Minnesota $1,704
Mississippi $1,801
Missouri $2,100
Montana $2,024
Nebraska $1,754
Nevada $2,293
New Hampshire $1,410
New Jersey $2,030
New Mexico $1,815
New York $2,197
North Carolina $1,236
North Dakota $1,711
Ohio $1,334
Oklahoma $2,097
Oregon $1,611
Pennsylvania $1,894
Rhode Island $2,390
South Carolina $2,148
South Dakota $1,665
Tennessee $1,668
Texas $2,115
Utah $1,741
Vermont $1,173
Virginia $1,593
Washington $1,859
Washington, D.C. $2,207
West Virginia $1,748
Wisconsin $1,388
Wyoming $1,590

Fewer options for coverage for some

Much as where you live can affect how much you pay for insurance, it can also affect the insurance options you have. In some states, the prolifieration of weather events has meant insurance companies are not writing new policies. We have a more specific article on this ongoing crisis and what is being done, but suffice is to say, we don't predict 2024 will bring an end to the root cause: extreme weather caused by global climate change. 

What you drive can also affect what coverage you can find. In 2023, some major insurers dropped coverage for Kia and Hyundai cars due to an increase in car thefts of certain models. While the automakers have made attempts to fix security vulnerabilities, thefts for these vehicles remains high. 

Ways to save

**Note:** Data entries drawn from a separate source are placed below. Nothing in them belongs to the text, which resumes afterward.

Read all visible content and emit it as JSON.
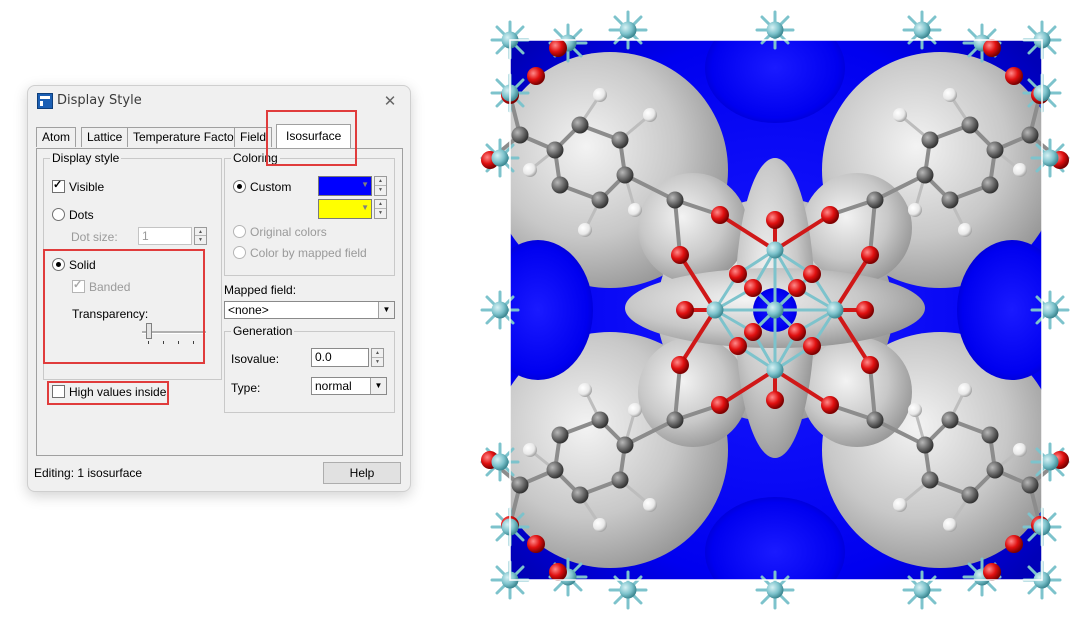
{
  "dialog": {
    "title": "Display Style",
    "close_glyph": "✕",
    "tabs": [
      {
        "label": "Atom"
      },
      {
        "label": "Lattice"
      },
      {
        "label": "Temperature Factor"
      },
      {
        "label": "Field"
      },
      {
        "label": "Isosurface",
        "active": true
      }
    ],
    "display_style": {
      "legend": "Display style",
      "visible_label": "Visible",
      "visible_checked": true,
      "dots_label": "Dots",
      "dot_size_label": "Dot size:",
      "dot_size_value": "1",
      "solid_label": "Solid",
      "solid_selected": true,
      "banded_label": "Banded",
      "banded_checked": true,
      "transparency_label": "Transparency:",
      "transparency_level": 0
    },
    "high_values_label": "High values inside",
    "high_values_checked": false,
    "coloring": {
      "legend": "Coloring",
      "custom_label": "Custom",
      "custom_selected": true,
      "color_1": "#0000ff",
      "color_2": "#ffff00",
      "original_colors_label": "Original colors",
      "mapped_field_color_label": "Color by mapped field"
    },
    "mapped_field": {
      "label": "Mapped field:",
      "value": "<none>"
    },
    "generation": {
      "legend": "Generation",
      "isovalue_label": "Isovalue:",
      "isovalue": "0.0",
      "type_label": "Type:",
      "type_value": "normal"
    },
    "status": "Editing: 1 isosurface",
    "help_label": "Help"
  },
  "highlight_color": "#e03c3c",
  "viewer": {
    "isosurface_color": "#0000ff",
    "surface_color": "#c8c8c8",
    "atom_colors": {
      "carbon": "#6f6f6f",
      "oxygen": "#e01010",
      "hydrogen": "#f2f2f2",
      "metal": "#7dc3cc"
    }
  }
}
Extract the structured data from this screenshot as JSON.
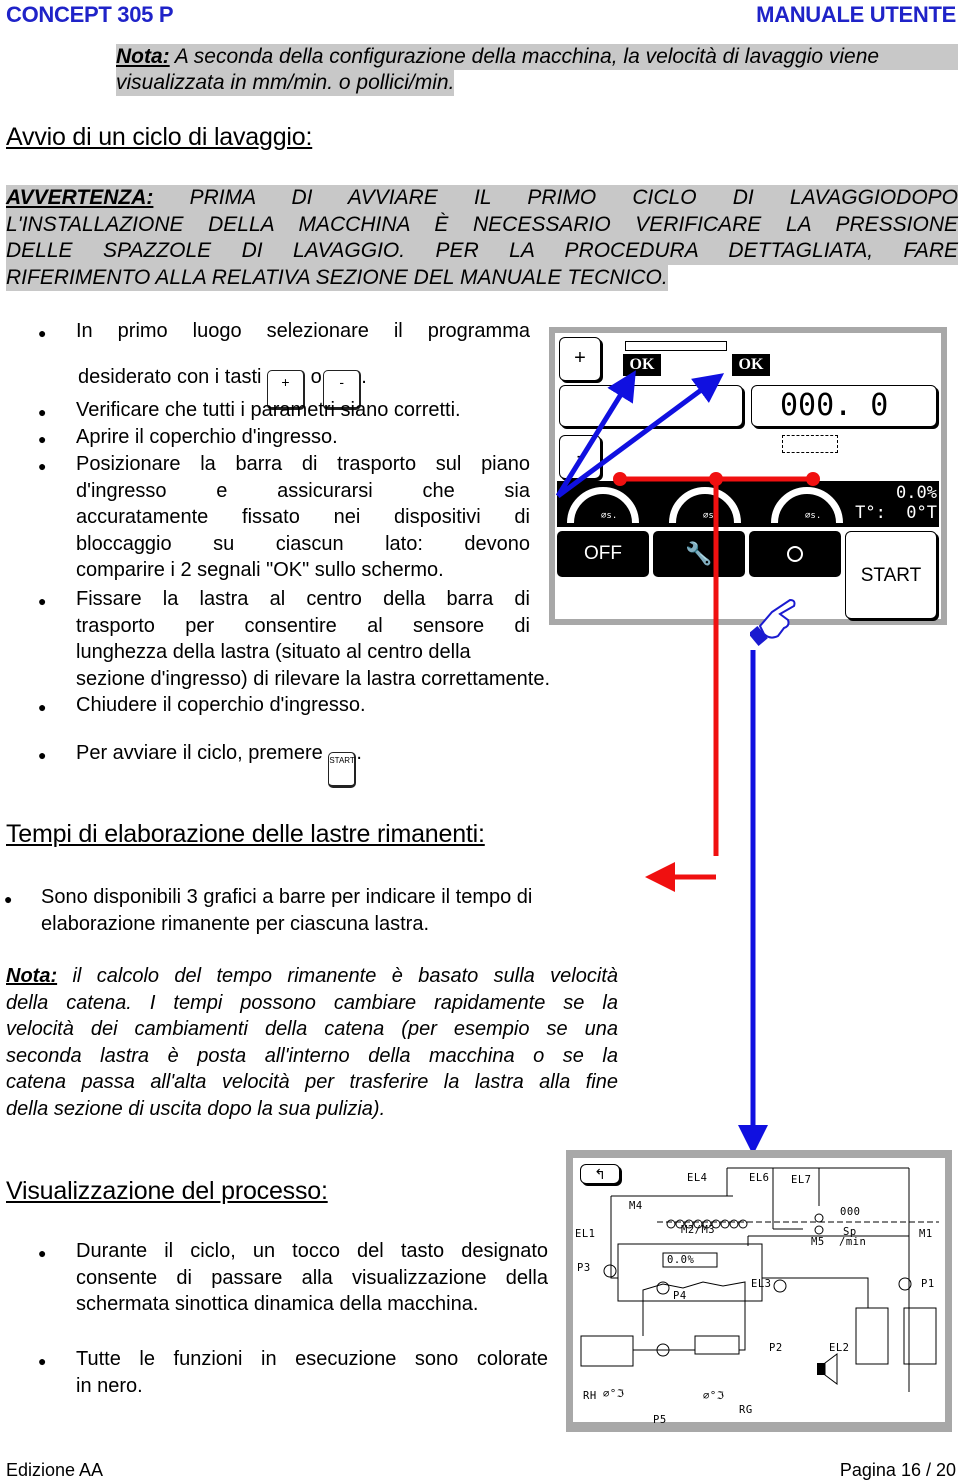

Rising prices can get anyone down, but consider your options for still keeping your auto insurance affordable.

  • Bundle your home/renters/condo insurance policy with your auto policy for savings.
  • If you're a safe driver, look into telematics programs that can help you save based on your driving. 
  • Consider all possible discounts that might apply to you.
  • Shop around to make sure you're getting the best rate with your current carrier.

While 2024 may not look like it will see major drops in insurance prices (and likely quite the opposite), you can take control this year by staying abreast of industry trends and looking for new opportunities to save with your current carrier or by switching.


The auto insurance rates displayed throughout this page come from The Zebra’s Dynamic Insurance Rating Tool, a proprietary insurance premium estimator that uses the most recent rate filings across the United States at the ZIP code level to provide the most recent and up-to-date rate data. This data comes from Quadrant Information Services, which sources the most recent and approved rate filings across insurance companies in every state from S&P Global.

Rates are based on a sample driver profile — a 30-year-old single male driver with a Honda Accord and full coverage at these levels:

  • $50,000 per person/$100,000 per incident for bodily injury liability
  • $50,000 per incident for property damage liability
  • $500 deductibles for collision and comprehensive coverage

To provide insight to consumers on how specific personal factors (like age, location and coverage level) can affect your premium, this base profile is then adjusted for different factors commonly used by insurance companies.